_AVAILABLE RECORDS_
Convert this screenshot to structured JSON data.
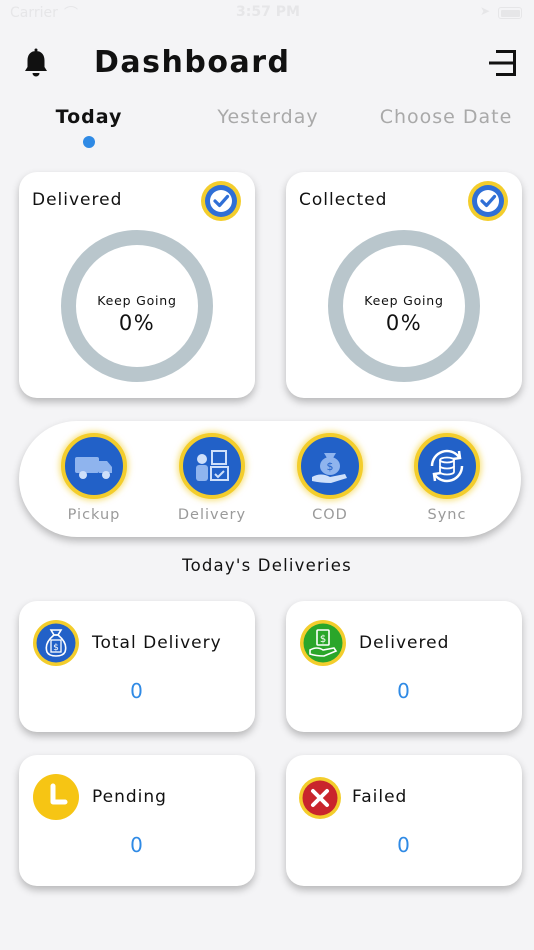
{
  "status_bar": {
    "carrier": "Carrier",
    "time": "3:57 PM"
  },
  "header": {
    "title": "Dashboard"
  },
  "tabs": [
    {
      "label": "Today",
      "active": true
    },
    {
      "label": "Yesterday",
      "active": false
    },
    {
      "label": "Choose Date",
      "active": false
    }
  ],
  "progress_cards": [
    {
      "title": "Delivered",
      "caption": "Keep Going",
      "value": "0%"
    },
    {
      "title": "Collected",
      "caption": "Keep Going",
      "value": "0%"
    }
  ],
  "actions": [
    {
      "label": "Pickup",
      "icon": "truck-icon"
    },
    {
      "label": "Delivery",
      "icon": "delivery-person-icon"
    },
    {
      "label": "COD",
      "icon": "cash-hand-icon"
    },
    {
      "label": "Sync",
      "icon": "sync-icon"
    }
  ],
  "section_title": "Today's Deliveries",
  "stats": [
    {
      "label": "Total Delivery",
      "value": "0",
      "icon": "money-bag-icon"
    },
    {
      "label": "Delivered",
      "value": "0",
      "icon": "money-hand-icon"
    },
    {
      "label": "Pending",
      "value": "0",
      "icon": "clock-icon"
    },
    {
      "label": "Failed",
      "value": "0",
      "icon": "x-icon"
    }
  ],
  "colors": {
    "accent_blue": "#2f8ae5",
    "icon_blue": "#2261c8",
    "icon_ring_yellow": "#f3cd2c",
    "progress_ring": "#b9c6cc",
    "delivered_green": "#2aa62a",
    "failed_red": "#c9252c",
    "pending_yellow": "#f6c514"
  }
}
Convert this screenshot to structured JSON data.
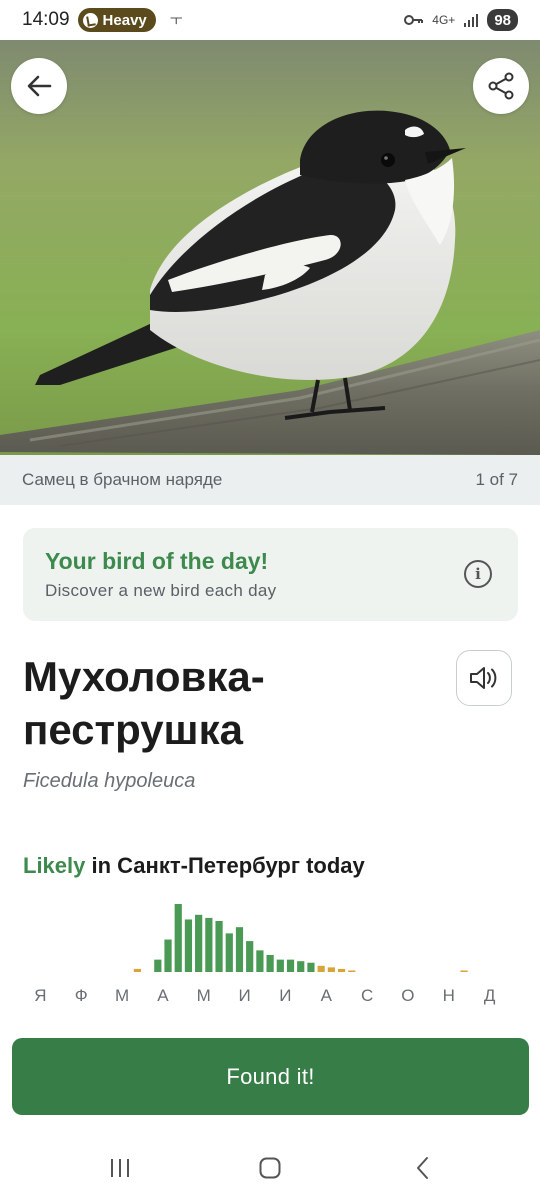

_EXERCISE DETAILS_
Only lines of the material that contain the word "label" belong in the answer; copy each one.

_ANSWER AREA_
      "label": "Today",
      "label": "Yesterday",
      "label": "Choose Date",
      "label": "Pickup",
      "label": "Delivery",
      "label": "COD",
      "label": "Sync",
      "label": "Total Delivery",
      "label": "Delivered",
      "label": "Pending",
      "label": "Failed",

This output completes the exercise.